======== THE DATA ========
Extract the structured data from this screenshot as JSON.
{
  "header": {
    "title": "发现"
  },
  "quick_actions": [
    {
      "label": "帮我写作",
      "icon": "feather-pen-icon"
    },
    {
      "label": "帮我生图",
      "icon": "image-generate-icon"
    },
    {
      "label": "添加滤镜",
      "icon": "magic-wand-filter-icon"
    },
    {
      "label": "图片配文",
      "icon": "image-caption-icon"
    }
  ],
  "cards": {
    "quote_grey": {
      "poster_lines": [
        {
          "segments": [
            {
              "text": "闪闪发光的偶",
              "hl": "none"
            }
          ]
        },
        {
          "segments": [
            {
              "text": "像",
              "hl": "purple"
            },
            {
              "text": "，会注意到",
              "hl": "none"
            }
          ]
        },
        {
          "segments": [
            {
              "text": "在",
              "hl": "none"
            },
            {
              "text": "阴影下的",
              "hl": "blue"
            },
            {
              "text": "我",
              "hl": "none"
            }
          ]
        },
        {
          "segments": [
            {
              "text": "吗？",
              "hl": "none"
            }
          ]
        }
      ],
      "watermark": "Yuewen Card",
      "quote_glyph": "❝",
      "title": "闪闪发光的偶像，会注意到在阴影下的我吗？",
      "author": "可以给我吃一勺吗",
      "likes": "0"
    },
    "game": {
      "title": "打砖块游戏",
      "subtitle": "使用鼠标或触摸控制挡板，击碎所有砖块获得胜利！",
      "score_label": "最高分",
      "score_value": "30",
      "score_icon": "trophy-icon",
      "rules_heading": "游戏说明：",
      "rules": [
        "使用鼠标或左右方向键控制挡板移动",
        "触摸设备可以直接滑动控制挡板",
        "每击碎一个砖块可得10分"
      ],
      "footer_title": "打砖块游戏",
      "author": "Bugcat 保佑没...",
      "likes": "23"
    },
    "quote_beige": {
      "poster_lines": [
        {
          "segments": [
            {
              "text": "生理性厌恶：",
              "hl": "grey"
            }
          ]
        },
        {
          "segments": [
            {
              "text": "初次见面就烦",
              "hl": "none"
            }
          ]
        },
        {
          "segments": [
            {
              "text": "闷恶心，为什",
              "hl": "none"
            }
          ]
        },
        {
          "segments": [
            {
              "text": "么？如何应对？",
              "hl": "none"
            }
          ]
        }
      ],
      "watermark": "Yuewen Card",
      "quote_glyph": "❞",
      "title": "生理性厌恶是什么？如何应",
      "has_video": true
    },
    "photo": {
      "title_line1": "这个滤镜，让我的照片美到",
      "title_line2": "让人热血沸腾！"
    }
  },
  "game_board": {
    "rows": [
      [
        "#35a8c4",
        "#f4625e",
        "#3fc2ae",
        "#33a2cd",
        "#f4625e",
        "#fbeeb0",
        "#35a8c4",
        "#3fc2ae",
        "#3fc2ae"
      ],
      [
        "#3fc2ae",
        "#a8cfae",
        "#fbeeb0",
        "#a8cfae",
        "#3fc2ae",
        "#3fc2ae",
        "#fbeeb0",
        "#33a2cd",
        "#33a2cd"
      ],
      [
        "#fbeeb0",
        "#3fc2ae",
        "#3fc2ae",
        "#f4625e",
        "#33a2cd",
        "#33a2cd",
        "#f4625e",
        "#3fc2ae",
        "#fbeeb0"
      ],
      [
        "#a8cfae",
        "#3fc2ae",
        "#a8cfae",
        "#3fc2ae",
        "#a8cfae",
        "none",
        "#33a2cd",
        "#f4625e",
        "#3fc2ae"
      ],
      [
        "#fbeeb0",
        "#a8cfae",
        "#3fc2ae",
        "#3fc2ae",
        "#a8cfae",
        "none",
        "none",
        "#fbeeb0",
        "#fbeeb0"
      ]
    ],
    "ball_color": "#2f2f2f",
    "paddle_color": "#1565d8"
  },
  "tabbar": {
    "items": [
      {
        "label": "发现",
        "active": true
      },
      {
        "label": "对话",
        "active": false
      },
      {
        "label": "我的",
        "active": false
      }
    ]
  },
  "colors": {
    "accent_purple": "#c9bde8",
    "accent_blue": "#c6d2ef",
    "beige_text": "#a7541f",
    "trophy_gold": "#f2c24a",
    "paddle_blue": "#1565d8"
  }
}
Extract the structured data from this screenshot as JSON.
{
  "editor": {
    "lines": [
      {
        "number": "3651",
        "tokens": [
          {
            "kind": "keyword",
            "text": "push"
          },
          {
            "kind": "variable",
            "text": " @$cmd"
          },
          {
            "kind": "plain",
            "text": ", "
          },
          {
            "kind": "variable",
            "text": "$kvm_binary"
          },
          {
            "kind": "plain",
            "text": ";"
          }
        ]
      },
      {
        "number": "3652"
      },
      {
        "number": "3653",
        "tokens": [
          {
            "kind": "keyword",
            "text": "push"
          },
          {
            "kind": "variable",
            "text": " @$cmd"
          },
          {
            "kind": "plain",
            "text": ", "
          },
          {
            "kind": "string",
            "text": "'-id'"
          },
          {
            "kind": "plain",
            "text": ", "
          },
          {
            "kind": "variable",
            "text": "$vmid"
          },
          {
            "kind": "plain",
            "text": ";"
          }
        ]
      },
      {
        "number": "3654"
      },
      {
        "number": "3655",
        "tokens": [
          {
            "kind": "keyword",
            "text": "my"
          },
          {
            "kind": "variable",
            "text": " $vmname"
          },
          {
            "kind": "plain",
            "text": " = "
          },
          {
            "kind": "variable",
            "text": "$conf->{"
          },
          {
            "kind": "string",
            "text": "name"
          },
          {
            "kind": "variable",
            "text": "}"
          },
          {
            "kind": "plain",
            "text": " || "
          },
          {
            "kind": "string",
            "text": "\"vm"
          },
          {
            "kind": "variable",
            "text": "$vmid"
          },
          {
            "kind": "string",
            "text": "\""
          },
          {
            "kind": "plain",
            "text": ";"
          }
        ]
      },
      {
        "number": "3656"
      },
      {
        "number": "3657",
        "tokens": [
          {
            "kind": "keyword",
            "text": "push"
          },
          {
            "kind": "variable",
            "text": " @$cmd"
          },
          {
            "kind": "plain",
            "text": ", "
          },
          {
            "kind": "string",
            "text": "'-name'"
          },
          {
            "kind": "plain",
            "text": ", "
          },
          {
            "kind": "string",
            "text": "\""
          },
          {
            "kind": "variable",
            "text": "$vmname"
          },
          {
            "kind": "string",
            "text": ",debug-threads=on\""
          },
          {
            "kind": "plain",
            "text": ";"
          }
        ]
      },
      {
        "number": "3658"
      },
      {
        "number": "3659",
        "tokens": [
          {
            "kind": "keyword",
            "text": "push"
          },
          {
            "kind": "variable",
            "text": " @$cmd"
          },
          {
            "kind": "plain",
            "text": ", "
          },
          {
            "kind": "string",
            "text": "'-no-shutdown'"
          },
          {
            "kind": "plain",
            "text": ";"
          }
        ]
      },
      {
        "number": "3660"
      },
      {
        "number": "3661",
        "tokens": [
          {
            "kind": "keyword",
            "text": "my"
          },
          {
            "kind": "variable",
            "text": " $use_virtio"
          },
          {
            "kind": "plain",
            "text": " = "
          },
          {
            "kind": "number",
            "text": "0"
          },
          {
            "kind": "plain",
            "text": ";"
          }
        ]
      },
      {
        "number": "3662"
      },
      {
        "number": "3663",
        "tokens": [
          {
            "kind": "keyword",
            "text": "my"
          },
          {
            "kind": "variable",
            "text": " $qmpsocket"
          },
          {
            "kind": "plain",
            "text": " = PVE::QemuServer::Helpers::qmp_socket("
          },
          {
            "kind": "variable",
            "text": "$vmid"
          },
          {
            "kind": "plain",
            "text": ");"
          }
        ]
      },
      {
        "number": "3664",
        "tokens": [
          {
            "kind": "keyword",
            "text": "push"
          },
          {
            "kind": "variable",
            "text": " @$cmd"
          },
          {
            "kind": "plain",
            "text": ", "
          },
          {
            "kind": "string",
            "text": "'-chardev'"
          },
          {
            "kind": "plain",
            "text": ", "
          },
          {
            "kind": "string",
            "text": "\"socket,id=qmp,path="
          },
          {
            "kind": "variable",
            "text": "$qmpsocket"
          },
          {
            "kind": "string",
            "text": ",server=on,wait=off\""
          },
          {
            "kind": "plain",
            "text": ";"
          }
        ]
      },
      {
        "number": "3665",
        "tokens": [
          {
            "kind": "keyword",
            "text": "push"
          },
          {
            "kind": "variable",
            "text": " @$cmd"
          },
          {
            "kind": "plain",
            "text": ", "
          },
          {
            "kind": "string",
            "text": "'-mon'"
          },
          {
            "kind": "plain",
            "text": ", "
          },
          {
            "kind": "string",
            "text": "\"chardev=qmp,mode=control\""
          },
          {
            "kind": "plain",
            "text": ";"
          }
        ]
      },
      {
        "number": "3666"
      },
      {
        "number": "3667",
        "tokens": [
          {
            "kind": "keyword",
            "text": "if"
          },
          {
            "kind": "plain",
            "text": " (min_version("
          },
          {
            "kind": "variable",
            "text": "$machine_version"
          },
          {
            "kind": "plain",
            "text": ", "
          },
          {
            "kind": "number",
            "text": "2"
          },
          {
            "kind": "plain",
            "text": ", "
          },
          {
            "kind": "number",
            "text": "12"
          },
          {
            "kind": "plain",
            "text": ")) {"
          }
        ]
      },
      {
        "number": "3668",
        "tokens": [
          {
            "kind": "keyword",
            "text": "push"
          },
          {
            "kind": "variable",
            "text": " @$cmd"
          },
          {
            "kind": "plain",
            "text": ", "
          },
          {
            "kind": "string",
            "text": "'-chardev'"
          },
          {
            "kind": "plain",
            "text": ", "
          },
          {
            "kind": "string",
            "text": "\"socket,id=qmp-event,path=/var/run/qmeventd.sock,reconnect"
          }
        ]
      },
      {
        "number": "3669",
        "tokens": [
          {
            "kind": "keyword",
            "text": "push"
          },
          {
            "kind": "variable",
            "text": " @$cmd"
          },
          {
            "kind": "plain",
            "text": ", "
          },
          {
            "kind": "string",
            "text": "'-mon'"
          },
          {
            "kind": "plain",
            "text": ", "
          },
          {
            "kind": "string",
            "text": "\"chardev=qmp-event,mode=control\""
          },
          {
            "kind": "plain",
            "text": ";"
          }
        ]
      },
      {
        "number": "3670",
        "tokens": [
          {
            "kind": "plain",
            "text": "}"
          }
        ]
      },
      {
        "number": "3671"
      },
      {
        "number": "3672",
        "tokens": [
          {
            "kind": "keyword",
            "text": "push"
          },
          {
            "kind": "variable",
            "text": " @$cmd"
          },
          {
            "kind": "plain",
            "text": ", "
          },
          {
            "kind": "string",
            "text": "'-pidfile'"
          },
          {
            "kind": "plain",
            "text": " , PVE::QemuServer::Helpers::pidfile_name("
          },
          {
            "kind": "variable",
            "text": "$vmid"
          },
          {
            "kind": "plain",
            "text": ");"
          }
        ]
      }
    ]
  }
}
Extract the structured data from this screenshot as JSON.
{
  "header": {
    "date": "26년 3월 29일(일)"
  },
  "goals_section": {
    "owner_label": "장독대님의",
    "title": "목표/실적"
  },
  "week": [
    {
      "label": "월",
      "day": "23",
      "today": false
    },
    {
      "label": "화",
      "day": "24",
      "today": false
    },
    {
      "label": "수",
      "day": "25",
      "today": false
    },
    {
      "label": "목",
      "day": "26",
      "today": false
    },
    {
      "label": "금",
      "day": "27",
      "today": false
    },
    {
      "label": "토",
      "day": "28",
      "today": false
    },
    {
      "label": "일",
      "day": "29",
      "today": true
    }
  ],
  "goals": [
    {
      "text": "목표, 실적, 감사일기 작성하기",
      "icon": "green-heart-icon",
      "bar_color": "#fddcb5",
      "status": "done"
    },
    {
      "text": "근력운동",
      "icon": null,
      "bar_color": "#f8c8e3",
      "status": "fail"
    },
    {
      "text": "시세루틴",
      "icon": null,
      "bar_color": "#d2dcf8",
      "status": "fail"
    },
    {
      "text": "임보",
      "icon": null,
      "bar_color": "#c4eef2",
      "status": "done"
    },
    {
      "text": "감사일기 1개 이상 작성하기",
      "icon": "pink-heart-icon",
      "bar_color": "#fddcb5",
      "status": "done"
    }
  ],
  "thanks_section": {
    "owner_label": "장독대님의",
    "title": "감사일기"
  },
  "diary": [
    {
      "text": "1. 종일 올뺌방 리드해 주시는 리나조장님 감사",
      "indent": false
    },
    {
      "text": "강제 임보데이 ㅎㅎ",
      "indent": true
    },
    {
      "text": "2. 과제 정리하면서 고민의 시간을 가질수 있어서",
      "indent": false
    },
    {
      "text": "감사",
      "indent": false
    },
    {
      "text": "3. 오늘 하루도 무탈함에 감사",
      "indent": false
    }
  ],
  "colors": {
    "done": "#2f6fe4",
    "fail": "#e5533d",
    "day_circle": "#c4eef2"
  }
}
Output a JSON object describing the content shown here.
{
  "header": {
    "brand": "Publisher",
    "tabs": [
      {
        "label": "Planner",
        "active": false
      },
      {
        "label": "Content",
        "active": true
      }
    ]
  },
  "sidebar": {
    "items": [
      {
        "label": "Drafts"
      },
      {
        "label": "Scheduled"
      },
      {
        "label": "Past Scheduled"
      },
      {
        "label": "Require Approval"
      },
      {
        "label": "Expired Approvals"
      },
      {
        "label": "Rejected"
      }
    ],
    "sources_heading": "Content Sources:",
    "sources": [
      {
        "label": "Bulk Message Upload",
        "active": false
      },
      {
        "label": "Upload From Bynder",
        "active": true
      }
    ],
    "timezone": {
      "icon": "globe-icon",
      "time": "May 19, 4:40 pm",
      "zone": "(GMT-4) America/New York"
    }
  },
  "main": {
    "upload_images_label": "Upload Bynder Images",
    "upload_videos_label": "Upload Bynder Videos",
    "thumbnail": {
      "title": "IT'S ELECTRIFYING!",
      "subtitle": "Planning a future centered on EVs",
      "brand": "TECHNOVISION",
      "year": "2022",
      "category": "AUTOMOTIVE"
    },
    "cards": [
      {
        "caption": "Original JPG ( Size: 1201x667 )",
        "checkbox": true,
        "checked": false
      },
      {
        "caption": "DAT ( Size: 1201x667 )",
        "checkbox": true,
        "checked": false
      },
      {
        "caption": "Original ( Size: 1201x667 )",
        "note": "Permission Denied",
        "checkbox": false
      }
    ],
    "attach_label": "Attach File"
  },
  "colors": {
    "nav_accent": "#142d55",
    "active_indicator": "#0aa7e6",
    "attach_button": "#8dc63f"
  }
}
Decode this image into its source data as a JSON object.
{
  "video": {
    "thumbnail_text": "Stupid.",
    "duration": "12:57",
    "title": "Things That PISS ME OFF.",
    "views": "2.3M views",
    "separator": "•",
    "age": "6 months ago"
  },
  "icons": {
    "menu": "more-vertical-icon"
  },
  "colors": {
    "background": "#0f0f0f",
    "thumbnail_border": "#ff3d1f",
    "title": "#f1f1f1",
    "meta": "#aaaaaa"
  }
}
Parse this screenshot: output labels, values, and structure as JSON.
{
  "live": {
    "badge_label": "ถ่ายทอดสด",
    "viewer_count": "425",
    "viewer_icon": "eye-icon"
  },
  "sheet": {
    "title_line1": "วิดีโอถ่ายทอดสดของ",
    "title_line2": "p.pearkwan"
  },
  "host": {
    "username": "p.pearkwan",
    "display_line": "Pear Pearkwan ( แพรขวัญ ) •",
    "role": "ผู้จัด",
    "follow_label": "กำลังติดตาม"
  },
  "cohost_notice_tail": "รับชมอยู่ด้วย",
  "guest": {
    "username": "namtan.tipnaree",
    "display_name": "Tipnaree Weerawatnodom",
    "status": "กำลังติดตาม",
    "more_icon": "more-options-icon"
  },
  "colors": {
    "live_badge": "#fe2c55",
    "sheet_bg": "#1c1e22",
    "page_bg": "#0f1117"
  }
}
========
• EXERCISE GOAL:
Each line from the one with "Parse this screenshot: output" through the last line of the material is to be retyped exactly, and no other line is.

• EXPECTED ANSWER:
Parse this screenshot: output labels, values, and structure as JSON.
{
  "live": {
    "badge_label": "ถ่ายทอดสด",
    "viewer_count": "425",
    "viewer_icon": "eye-icon"
  },
  "sheet": {
    "title_line1": "วิดีโอถ่ายทอดสดของ",
    "title_line2": "p.pearkwan"
  },
  "host": {
    "username": "p.pearkwan",
    "display_line": "Pear Pearkwan ( แพรขวัญ ) •",
    "role": "ผู้จัด",
    "follow_label": "กำลังติดตาม"
  },
  "cohost_notice_tail": "รับชมอยู่ด้วย",
  "guest": {
    "username": "namtan.tipnaree",
    "display_name": "Tipnaree Weerawatnodom",
    "status": "กำลังติดตาม",
    "more_icon": "more-options-icon"
  },
  "colors": {
    "live_badge": "#fe2c55",
    "sheet_bg": "#1c1e22",
    "page_bg": "#0f1117"
  }
}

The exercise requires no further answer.